Second Workshop in Hukuntsi 
We spent the next few hours talking about Gender Based Violence (GBV). We discussed symptoms of child abuse, what to do if a child/friend reports abuse, and Botswana sexual abuse laws. We demonstrated GBV warning signs with role play scenarios, including jealousy and explosive temper, and the women had a chance to participate in a heart-wrenching activity called “In Her Shoes”. To lighten things up after the heavy GBV session, we led a short guided meditation. The ladies also learned about stress management skills and goal setting techniques, to help improve their lives, as well as their children’s. 

Day 2 ended on a high note, STIs and condom demonstrations. Who doesn’t like talking about sex and playing with condoms? There was a short ceremony, where each woman was given a certificate, a hug by each PCV, and an envelope full of affirmation notes. The months of stress, the many meltdowns, and the hours on the phone were all worth it when the women, one by one, sang and danced their way up to receive their prizes. 
Learning about condoms, participating in a GBV activity, and celebrating a successful workshop! 
After reading our own affirmations and the feedback that we received from the women who attended the workshop, we are confident that the workshops made a lasting impression here. Many days PCVs feel like we haven’t made an impact, but when you stand in a room with 25 women singing to God in appreciation of your hard work, you can go back to America knowing that you did something amazing and lasting. 

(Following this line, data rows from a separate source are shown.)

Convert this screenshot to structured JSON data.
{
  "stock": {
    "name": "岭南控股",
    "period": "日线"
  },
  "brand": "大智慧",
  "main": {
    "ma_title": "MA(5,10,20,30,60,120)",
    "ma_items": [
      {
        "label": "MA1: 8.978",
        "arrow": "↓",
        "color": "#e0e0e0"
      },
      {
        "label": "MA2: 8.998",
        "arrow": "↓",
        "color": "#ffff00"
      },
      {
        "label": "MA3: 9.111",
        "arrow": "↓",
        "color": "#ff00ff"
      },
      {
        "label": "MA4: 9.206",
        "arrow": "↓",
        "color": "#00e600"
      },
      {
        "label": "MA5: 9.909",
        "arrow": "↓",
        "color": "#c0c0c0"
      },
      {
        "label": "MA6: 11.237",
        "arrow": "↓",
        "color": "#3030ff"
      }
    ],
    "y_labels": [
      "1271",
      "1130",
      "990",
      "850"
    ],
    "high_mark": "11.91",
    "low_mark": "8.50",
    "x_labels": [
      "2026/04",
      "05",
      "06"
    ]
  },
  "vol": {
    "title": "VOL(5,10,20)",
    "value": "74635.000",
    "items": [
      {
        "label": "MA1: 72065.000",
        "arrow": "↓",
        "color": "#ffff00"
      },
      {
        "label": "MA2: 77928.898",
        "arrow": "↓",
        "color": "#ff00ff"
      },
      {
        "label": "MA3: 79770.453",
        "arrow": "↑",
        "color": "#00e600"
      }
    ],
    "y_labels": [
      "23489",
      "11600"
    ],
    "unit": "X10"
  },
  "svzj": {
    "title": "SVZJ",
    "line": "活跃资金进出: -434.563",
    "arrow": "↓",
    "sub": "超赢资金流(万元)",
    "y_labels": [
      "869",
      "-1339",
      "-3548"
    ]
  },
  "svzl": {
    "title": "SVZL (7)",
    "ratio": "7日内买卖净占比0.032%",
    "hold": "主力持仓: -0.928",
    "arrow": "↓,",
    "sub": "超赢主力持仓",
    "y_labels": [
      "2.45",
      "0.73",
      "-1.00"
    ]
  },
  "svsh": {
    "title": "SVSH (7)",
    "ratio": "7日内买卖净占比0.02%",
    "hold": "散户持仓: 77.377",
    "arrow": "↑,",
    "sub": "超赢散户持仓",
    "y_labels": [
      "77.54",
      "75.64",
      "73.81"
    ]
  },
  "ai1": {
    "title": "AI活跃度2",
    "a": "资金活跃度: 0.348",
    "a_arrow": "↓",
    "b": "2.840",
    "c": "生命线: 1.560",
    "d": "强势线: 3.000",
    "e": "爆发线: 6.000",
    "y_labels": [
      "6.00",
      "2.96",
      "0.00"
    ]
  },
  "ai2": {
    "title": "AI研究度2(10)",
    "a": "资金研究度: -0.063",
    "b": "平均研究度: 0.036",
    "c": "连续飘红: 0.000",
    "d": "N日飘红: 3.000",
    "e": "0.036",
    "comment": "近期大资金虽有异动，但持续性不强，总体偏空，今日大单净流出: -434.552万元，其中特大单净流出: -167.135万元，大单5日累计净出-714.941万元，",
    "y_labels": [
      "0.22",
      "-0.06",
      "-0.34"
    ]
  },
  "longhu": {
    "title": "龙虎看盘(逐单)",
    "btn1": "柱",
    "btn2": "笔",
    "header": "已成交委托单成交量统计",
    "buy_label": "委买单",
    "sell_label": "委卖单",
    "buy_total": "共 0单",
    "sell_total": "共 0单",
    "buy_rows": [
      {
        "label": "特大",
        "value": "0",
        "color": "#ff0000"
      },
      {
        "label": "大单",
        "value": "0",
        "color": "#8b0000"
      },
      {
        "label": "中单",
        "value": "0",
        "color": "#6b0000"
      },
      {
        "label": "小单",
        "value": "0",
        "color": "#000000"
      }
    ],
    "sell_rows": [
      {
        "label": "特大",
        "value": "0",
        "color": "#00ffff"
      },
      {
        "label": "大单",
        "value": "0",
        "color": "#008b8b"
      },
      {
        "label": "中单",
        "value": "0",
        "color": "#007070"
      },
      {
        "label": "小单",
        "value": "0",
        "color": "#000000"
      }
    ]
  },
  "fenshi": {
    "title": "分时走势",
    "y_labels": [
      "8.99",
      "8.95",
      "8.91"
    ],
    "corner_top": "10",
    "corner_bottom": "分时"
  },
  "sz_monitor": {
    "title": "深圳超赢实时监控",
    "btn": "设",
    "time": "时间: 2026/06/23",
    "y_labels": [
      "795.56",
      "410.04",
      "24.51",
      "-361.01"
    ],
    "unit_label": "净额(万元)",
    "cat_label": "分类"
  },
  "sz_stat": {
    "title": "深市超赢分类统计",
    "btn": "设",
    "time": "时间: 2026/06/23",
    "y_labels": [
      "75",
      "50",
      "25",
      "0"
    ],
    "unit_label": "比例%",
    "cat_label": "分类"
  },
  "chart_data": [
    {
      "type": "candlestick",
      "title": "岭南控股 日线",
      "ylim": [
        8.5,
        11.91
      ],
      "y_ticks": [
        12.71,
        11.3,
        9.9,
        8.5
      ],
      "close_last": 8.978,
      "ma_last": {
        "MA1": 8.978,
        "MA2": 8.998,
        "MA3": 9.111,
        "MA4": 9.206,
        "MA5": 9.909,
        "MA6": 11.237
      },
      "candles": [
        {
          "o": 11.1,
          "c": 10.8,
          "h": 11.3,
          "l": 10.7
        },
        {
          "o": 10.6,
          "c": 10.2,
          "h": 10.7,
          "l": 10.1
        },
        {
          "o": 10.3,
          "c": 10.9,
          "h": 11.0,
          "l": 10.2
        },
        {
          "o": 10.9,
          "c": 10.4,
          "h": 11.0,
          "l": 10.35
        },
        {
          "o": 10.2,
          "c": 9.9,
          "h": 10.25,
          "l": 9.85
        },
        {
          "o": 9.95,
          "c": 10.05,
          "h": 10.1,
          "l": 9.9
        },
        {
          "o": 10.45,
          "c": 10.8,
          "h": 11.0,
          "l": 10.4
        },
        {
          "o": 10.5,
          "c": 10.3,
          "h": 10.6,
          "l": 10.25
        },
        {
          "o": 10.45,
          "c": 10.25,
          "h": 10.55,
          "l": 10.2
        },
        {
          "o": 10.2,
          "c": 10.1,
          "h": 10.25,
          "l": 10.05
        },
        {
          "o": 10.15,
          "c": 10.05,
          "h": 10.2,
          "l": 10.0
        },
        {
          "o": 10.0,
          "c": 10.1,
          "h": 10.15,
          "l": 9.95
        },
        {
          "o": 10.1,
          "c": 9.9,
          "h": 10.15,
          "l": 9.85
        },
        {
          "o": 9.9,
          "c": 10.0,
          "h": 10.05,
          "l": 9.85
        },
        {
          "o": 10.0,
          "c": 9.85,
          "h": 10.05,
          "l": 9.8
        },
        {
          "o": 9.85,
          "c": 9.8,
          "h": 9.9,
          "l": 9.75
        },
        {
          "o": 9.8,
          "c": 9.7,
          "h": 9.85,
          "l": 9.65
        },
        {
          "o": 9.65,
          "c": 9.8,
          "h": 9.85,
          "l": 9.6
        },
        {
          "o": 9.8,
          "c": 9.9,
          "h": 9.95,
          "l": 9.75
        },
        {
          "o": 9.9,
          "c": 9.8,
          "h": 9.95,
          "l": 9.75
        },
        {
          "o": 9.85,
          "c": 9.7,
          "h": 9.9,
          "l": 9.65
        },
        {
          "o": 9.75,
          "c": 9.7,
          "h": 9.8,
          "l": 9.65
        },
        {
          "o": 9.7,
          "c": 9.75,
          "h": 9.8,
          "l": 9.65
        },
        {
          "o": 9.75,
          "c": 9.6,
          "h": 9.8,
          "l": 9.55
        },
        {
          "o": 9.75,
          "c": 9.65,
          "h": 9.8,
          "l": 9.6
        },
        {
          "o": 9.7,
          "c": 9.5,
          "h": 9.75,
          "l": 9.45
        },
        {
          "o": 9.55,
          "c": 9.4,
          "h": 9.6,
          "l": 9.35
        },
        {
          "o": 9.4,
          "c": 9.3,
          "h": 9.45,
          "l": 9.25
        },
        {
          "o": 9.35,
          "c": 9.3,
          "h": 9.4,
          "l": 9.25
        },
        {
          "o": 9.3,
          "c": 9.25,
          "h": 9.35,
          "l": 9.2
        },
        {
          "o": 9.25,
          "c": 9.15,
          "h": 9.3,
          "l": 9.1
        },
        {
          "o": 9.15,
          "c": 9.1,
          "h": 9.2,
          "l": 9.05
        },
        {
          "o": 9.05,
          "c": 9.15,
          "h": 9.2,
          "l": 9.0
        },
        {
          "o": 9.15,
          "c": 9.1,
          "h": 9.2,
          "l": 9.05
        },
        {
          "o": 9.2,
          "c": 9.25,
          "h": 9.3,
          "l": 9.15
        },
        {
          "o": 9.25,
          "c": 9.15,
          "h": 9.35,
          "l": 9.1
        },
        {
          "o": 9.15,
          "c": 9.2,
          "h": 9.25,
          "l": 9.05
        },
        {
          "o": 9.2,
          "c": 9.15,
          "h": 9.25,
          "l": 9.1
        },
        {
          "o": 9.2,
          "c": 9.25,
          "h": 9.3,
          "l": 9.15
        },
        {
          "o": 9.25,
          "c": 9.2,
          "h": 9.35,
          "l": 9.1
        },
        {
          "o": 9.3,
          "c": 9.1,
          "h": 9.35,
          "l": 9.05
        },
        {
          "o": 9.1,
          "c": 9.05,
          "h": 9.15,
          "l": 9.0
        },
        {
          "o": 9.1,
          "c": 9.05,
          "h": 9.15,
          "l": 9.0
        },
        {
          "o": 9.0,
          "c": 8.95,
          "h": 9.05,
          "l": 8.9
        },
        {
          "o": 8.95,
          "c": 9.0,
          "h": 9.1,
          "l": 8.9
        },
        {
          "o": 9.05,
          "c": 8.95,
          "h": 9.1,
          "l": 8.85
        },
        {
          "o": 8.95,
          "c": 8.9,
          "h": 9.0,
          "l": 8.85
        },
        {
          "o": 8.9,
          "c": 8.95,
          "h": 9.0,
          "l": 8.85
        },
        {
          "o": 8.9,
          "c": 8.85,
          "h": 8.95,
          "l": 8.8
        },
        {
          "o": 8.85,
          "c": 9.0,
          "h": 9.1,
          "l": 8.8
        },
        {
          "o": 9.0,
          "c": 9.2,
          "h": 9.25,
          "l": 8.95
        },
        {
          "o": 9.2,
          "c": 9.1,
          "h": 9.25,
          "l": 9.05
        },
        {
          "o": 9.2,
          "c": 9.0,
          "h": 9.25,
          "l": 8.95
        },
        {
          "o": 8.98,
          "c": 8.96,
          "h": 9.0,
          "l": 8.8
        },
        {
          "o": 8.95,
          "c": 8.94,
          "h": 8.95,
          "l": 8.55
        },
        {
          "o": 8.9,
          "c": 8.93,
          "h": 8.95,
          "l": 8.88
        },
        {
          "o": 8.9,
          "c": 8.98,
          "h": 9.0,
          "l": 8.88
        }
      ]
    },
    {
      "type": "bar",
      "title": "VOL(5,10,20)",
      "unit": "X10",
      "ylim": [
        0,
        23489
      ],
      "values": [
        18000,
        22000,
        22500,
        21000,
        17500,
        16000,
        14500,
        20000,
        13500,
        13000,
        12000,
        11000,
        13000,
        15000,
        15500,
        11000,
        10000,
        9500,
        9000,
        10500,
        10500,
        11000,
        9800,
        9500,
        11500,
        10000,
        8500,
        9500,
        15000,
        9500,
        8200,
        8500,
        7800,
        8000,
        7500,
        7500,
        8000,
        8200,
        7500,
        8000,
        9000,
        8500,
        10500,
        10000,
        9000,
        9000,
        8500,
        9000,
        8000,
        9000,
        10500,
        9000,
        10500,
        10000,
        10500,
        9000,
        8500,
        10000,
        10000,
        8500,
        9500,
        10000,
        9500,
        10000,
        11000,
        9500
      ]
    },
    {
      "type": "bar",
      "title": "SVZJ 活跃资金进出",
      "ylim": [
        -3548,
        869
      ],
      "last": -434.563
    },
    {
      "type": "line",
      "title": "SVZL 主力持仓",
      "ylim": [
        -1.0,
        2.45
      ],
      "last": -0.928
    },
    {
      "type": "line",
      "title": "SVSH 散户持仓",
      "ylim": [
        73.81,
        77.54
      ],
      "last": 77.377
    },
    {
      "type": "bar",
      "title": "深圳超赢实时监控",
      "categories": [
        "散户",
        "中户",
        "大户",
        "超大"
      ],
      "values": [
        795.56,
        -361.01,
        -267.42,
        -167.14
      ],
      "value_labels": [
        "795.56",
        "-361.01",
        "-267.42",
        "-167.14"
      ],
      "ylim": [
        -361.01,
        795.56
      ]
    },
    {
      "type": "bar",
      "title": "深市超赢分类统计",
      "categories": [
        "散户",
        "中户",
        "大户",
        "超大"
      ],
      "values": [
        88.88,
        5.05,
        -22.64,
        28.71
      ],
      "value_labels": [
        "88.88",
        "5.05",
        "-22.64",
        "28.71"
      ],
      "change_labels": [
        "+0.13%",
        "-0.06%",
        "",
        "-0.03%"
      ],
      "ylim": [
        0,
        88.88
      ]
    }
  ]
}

Celebrating our successful workshops! 
Love & Light,

Monday, May 19, 2014

Third Botswana Birthday

25! A quarter century young...

It was my third birthday in Botswana. Now I have been four ages in Botswana: 22, 23, 24, and 25. Typing that out really makes me realize how long I've been here!

I spent the day with the people I love the most in my village: my family! The kids helped me blow out my birthday candles and we played games together in the sand. I got hugs, love, and cards from people all around the globe. Skype allowed me to connect to my loved ones back home and hear them sing me happy birthday.

It was absolutely delightful.

But something I love more than all of that, is my desire to spend time in my village. I've come to love the people in my village and the life I've established here so much that I prefer to spend birthdays and holidays in Kang, living simply.

I spent my birthday just the way I wanted to... in Kang, Botswana as a Peace Corps Volunteer, surrounded by people I love.

Love & Light,

Wednesday, May 14, 2014

A Fond Farewell to Bots 12

Bots 12.... my original training class, a group of stellar individuals, a cohesive unit. 

We arrived in Botswana as strangers and we're parting as a close group of friends - - dare I say family? We've endured all the ups and downs together. We've laughed, cried, celebrated, and mourned together. We left our homes to come and try to help in Botswana. And although I'm quite biased, I must say that I am very proud of all we've accomplished. 

Meet my wonderful Bots 12 family 
In March, we all gathered one last time as a group in Maun, Botswana for our Close of Service Conference. We had the opportunity to reflect upon our past two years, discuss future opportunities, and say our final good-byes. The conference was very bittersweet. I'm not sure when I'll have the chance to work so closely with such a fabulous group of human beings... so I know I'll always cherish the time we did have together. 

We had time for fun too, of course - - the Peace Corps arranged for us to go out on a boat trip on the Delta and they organized a traditional dance group to come and perform. 
enjoying one last view of the delta
We also discussed all the big kid stuff that comes along with closing our service - - administrative details, how to sell our service to potential employers, resume/cover letter advice, etc. We all stood on the edge together - - the edge between the life we've established for ourselves here and the unknown that life holds for us in the future.
genuinely wonderful people
Our close of service conference went by quick, just like our two years together as Peace Corps Botswana Volunteers. Bots 12 will be in my heart forever, along with all my memories from this remarkable experience. 

All my love, Bots 12. Thanks for everything! 

Love & Light,